** AVAILABLE DATA follows **

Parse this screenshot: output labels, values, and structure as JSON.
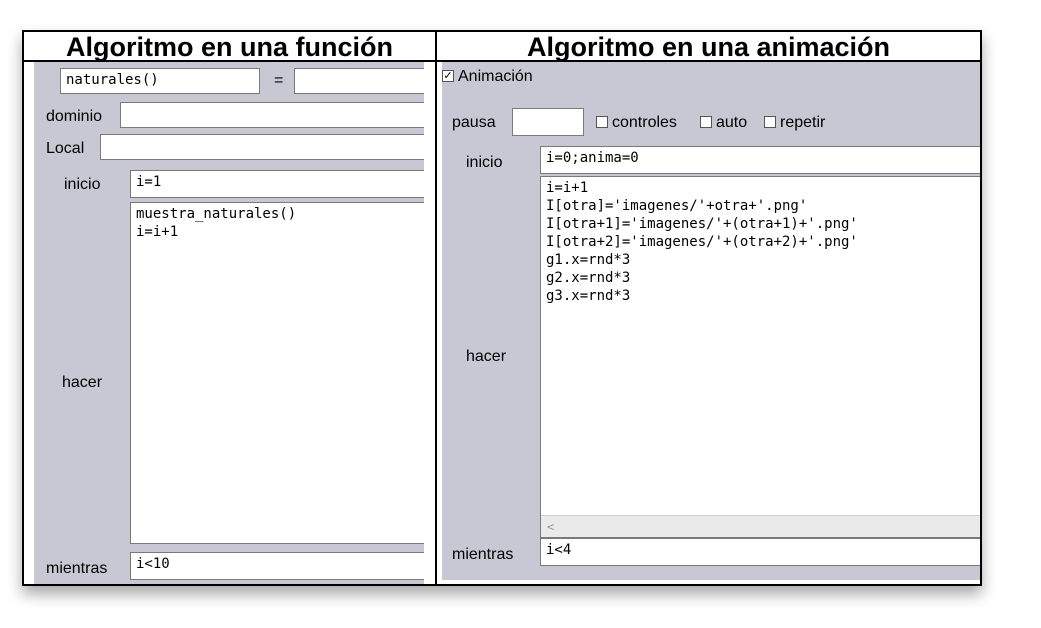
{
  "left": {
    "title": "Algoritmo en una función",
    "name_field": "naturales()",
    "equals": "=",
    "expr_field": "",
    "dominio_label": "dominio",
    "dominio_value": "",
    "local_label": "Local",
    "local_value": "",
    "inicio_label": "inicio",
    "inicio_value": "i=1",
    "hacer_label": "hacer",
    "hacer_lines": [
      "muestra_naturales()",
      "i=i+1"
    ],
    "mientras_label": "mientras",
    "mientras_value": "i<10"
  },
  "right": {
    "title": "Algoritmo en una animación",
    "animacion_label": "Animación",
    "animacion_checked": true,
    "pausa_label": "pausa",
    "pausa_value": "",
    "controles_label": "controles",
    "auto_label": "auto",
    "repetir_label": "repetir",
    "inicio_label": "inicio",
    "inicio_value": "i=0;anima=0",
    "hacer_label": "hacer",
    "hacer_lines": [
      "i=i+1",
      "I[otra]='imagenes/'+otra+'.png'",
      "I[otra+1]='imagenes/'+(otra+1)+'.png'",
      "I[otra+2]='imagenes/'+(otra+2)+'.png'",
      "g1.x=rnd*3",
      "g2.x=rnd*3",
      "g3.x=rnd*3"
    ],
    "scroll_arrow": "<",
    "mientras_label": "mientras",
    "mientras_value": "i<4"
  },
  "colors": {
    "panel": "#c8c8d4",
    "border": "#000000"
  },
  "icons": {
    "checkbox_checked": "checkmark-icon",
    "scroll_left": "scroll-left-arrow-icon"
  }
}
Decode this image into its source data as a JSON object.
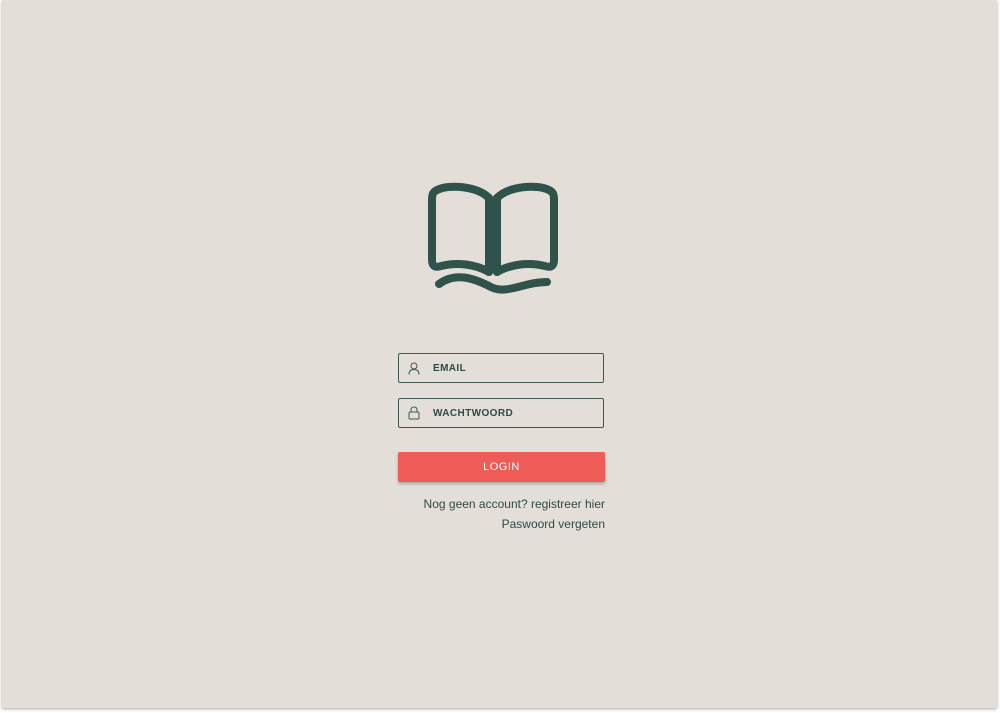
{
  "logo": {
    "icon": "open-book-icon",
    "color": "#2f534b"
  },
  "form": {
    "email_placeholder": "EMAIL",
    "email_icon": "user-icon",
    "password_placeholder": "WACHTWOORD",
    "password_icon": "lock-icon",
    "login_label": "LOGIN"
  },
  "links": {
    "register": "Nog geen account? registreer hier",
    "forgot": "Paswoord vergeten"
  },
  "colors": {
    "background": "#e3dfd8",
    "accent": "#ef5b57",
    "text": "#2f4a44"
  }
}
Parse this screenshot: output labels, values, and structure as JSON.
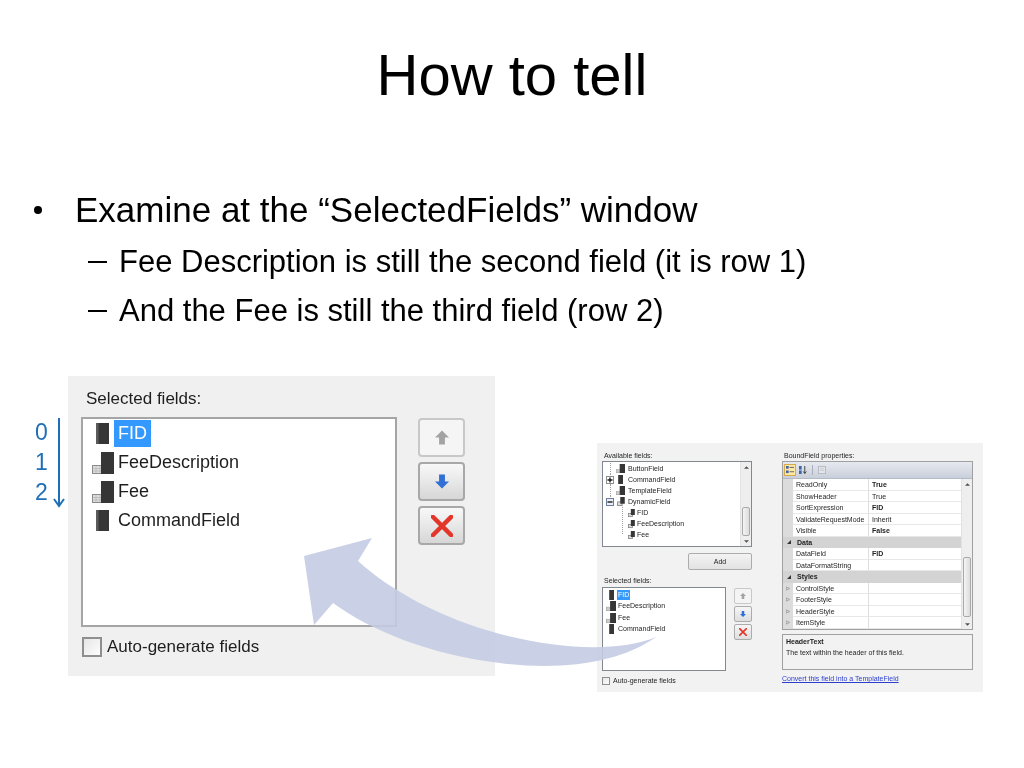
{
  "slide": {
    "title": "How to tell",
    "bullets": [
      {
        "text": "Examine at the “SelectedFields” window",
        "children": [
          {
            "text": "Fee Description is still the second field (it is row 1)"
          },
          {
            "text": "And the Fee is still the third field (row 2)"
          }
        ]
      }
    ]
  },
  "row_index": [
    "0",
    "1",
    "2"
  ],
  "zoomed_panel": {
    "label": "Selected fields:",
    "items": [
      {
        "text": "FID",
        "kind": "field",
        "selected": true
      },
      {
        "text": "FeeDescription",
        "kind": "grid-field",
        "selected": false
      },
      {
        "text": "Fee",
        "kind": "grid-field",
        "selected": false
      },
      {
        "text": "CommandField",
        "kind": "field",
        "selected": false
      }
    ],
    "buttons": [
      {
        "kind": "move-up",
        "disabled": true
      },
      {
        "kind": "move-down",
        "disabled": false
      },
      {
        "kind": "delete",
        "disabled": false
      }
    ],
    "auto_generate": {
      "label": "Auto-generate fields",
      "checked": false
    }
  },
  "fields_dialog": {
    "available": {
      "label": "Available fields:",
      "tree": [
        {
          "text": "ButtonField",
          "kind": "grid-field"
        },
        {
          "text": "CommandField",
          "kind": "field",
          "expanded": false
        },
        {
          "text": "TemplateField",
          "kind": "grid-field"
        },
        {
          "text": "DynamicField",
          "kind": "dynamic-field",
          "expanded": true,
          "children": [
            {
              "text": "FID",
              "kind": "dynamic-field"
            },
            {
              "text": "FeeDescription",
              "kind": "dynamic-field"
            },
            {
              "text": "Fee",
              "kind": "dynamic-field"
            }
          ]
        }
      ]
    },
    "add_button": "Add",
    "selected": {
      "label": "Selected fields:",
      "items": [
        {
          "text": "FID",
          "kind": "field",
          "selected": true
        },
        {
          "text": "FeeDescription",
          "kind": "grid-field",
          "selected": false
        },
        {
          "text": "Fee",
          "kind": "grid-field",
          "selected": false
        },
        {
          "text": "CommandField",
          "kind": "field",
          "selected": false
        }
      ],
      "buttons": [
        {
          "kind": "move-up",
          "disabled": true
        },
        {
          "kind": "move-down",
          "disabled": false
        },
        {
          "kind": "delete",
          "disabled": false
        }
      ]
    },
    "auto_generate": {
      "label": "Auto-generate fields",
      "checked": false
    },
    "properties": {
      "label": "BoundField properties:",
      "sort_modes": [
        {
          "kind": "categorized",
          "selected": true
        },
        {
          "kind": "alphabetical",
          "selected": false
        }
      ],
      "property_pages": {
        "disabled": true
      },
      "groups": [
        {
          "rows": [
            {
              "name": "ReadOnly",
              "value": "True",
              "modified": true
            },
            {
              "name": "ShowHeader",
              "value": "True",
              "modified": false
            },
            {
              "name": "SortExpression",
              "value": "FID",
              "modified": true
            },
            {
              "name": "ValidateRequestMode",
              "value": "Inherit",
              "modified": false
            },
            {
              "name": "Visible",
              "value": "False",
              "modified": true
            }
          ]
        },
        {
          "name": "Data",
          "expanded": true,
          "rows": [
            {
              "name": "DataField",
              "value": "FID",
              "modified": true
            },
            {
              "name": "DataFormatString"
            }
          ]
        },
        {
          "name": "Styles",
          "expanded": true,
          "rows": [
            {
              "name": "ControlStyle",
              "expanded": false
            },
            {
              "name": "FooterStyle",
              "expanded": false
            },
            {
              "name": "HeaderStyle",
              "expanded": false
            },
            {
              "name": "ItemStyle",
              "expanded": false
            }
          ]
        }
      ]
    },
    "description": {
      "title": "HeaderText",
      "text": "The text within the header of this field."
    },
    "link": "Convert this field into a TemplateField"
  }
}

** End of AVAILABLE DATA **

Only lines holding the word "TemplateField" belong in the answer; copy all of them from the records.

          "text": "TemplateField",
    "link": "Convert this field into a TemplateField"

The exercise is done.